Network@1800: A Digital Humanities Perspective on European Cultural History

The sympomsium Network@1800: New Directions in German and European Cultural Studies brings together twenty-two scholars from across the US, Canada, and Germany to discuss new ways of looking at European cultural history in the late eighteenth and early nineteenth centuries. It’s being held April 6-8, 2017, with an opening lecture April 5. With funding from Bowdoin, the Federal Republic of Germany through the German […]

Student Art Overflows Lamarche Gallery at Annual Show

Each year, a foundation set up by the former Delta Sigma/Delta Upsilon fraternity invites students to submit artwork to its wide-open art show for photos, sculptures, paintings, drawings, and mixed-media pieces.

Original Student Comedy Headed for NYC Theater

After a successful run at theater festivals last summer, a play by Maggie Seymour ’16 and senior Olivia Atwood has been picked up by the People’s Improv Theater in New York City.

Human-Animal Relationship Inspires Printmaker and Visiting Artist Nancy Diessner

As a Spring 2017 Marvin Bileck Printmaking Project Visiting Artist, Diessner recently spent some time on campus, where she shared her insights with students, gave a presentation to the Bowdoin community, and exhibited her work in the Edwards Main Gallery.

Biographer Peter Logan ’75 Discusses Audubon, ‘The Greatest Naturalist’

Peter B. Logan ’75, the author of a new biography of John James Audubon (1785-1851), visited campus on Thursday and Friday to give a public talk and meet with students, staff, and faculty who are interested in printmaking and conservation.

Professor Mark Wethli’s Sculpture ‘Piper Cub’ in Rockland Gallery

A show at the Center for Maine Contemporary Art features professor Mark Wethli’s “Piper Cub,” an abstract framework of an airplane.

Rare and Vivid 2,000-year-old Mummy Mask at Bowdoin Art Museum

Bowdoin College Museum of Art will display this mask, which was created for a mummy, in its new show, AEGYPTUS: Egypt in the Greco-Roman World. The Feb. 2-July 15 exhibition explores Egypt in the time of the Greeks and Romans.

Black History Month Offers Slate of Intellectual, Musical Fare

Throughout February, Bowdoin College has lined up a series of events to celebrate Black History Month.

Bowdoin Senior Follows 63-year-old Art History Trail to Hiroshima

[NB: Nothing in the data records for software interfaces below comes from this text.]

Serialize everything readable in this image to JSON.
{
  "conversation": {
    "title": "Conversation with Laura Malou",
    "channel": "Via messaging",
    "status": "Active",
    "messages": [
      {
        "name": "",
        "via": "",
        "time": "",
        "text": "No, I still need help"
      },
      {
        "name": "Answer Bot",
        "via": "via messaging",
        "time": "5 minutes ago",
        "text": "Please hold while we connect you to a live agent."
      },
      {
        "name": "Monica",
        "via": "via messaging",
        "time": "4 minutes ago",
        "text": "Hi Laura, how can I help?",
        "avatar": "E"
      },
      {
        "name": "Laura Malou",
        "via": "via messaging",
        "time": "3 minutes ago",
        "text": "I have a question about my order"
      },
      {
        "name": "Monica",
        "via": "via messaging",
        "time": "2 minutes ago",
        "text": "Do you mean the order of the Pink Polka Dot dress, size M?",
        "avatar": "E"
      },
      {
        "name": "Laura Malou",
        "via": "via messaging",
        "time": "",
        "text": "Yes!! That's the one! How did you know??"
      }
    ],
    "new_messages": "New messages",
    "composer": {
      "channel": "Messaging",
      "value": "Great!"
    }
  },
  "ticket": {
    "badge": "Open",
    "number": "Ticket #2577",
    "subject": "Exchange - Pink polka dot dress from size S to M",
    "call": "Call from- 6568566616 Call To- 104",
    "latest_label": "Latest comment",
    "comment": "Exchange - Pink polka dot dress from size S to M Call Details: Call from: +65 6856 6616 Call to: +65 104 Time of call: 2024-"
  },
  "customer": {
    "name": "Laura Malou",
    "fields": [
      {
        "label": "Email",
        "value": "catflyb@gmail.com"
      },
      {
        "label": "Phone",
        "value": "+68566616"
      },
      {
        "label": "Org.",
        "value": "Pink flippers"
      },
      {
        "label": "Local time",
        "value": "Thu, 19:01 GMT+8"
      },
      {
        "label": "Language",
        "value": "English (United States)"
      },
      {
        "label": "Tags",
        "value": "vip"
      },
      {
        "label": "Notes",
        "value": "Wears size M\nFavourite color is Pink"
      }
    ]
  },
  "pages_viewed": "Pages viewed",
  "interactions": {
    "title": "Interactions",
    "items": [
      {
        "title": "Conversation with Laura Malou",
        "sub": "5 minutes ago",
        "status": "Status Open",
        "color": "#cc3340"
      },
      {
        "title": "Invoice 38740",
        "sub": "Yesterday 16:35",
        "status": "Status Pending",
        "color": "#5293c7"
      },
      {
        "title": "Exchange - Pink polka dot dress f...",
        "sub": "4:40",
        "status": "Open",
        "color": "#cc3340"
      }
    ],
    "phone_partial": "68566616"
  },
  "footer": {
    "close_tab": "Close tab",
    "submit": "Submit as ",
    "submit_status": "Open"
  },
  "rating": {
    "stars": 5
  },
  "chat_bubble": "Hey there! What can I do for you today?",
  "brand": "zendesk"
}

Bowdoin’s Michael Amano ’17 had a Curatorial Fellowship from the Bowdoin College Museum of Art to spend last summer in Japan tracking down and interviewing some of the people who had participated in a 1952-1953 art exchange between Japanese and US schoolchildren.

Students Learn Art of Curating as They Research Photography Exhibit

The exhibition, which the students themselves have researched and curated, involved close collaboration with the George J. Mitchell Department of Special Colletions & Archives.

Vineet Shende’s New Work Aims at Genuine East-West Musical Integration

Whether you’re talking music or cuisine, music professor Shende says the phrase “East meets West” is over-used, with the “Eastern” ingredient often just a superficial offering. But with his latest composition, Shende aims for true structural integration of Indian classical music with western musical tradition.

The Sacred and the Profane: Why Rome is the Ideal 21st Century Horror Movie Setting

Alison Cooper describes how Rome’s richly symbolic history makes it the perfect setting for a gory twenty-first-century horror movie.

Japanese Print Class Sees Rarely Seen Prints

Students from Alison Miller’s Japanese Print Culture seminar took a day trip to the Boston Museum of Fine Arts on Dec. 9 to see Japanese prints that are not available to wide public viewing.

To Be Seen: A Semester of Art at the Edwards Center

For the Visual Arts department’s end-of-semester open house on Dec. 9, the Edwards Center for Art and Dance was transformed into a temporary museum filled with riveting works.

Museum of Art Exhibition Examines Artists’ Fascination with the Temptation of Saint Anthony

Curator Joachim Homann says the legend of Saint Anthony, the fourth century hermit and visionary, provides “a platform for artists to come to terms with the possibilities of their art.”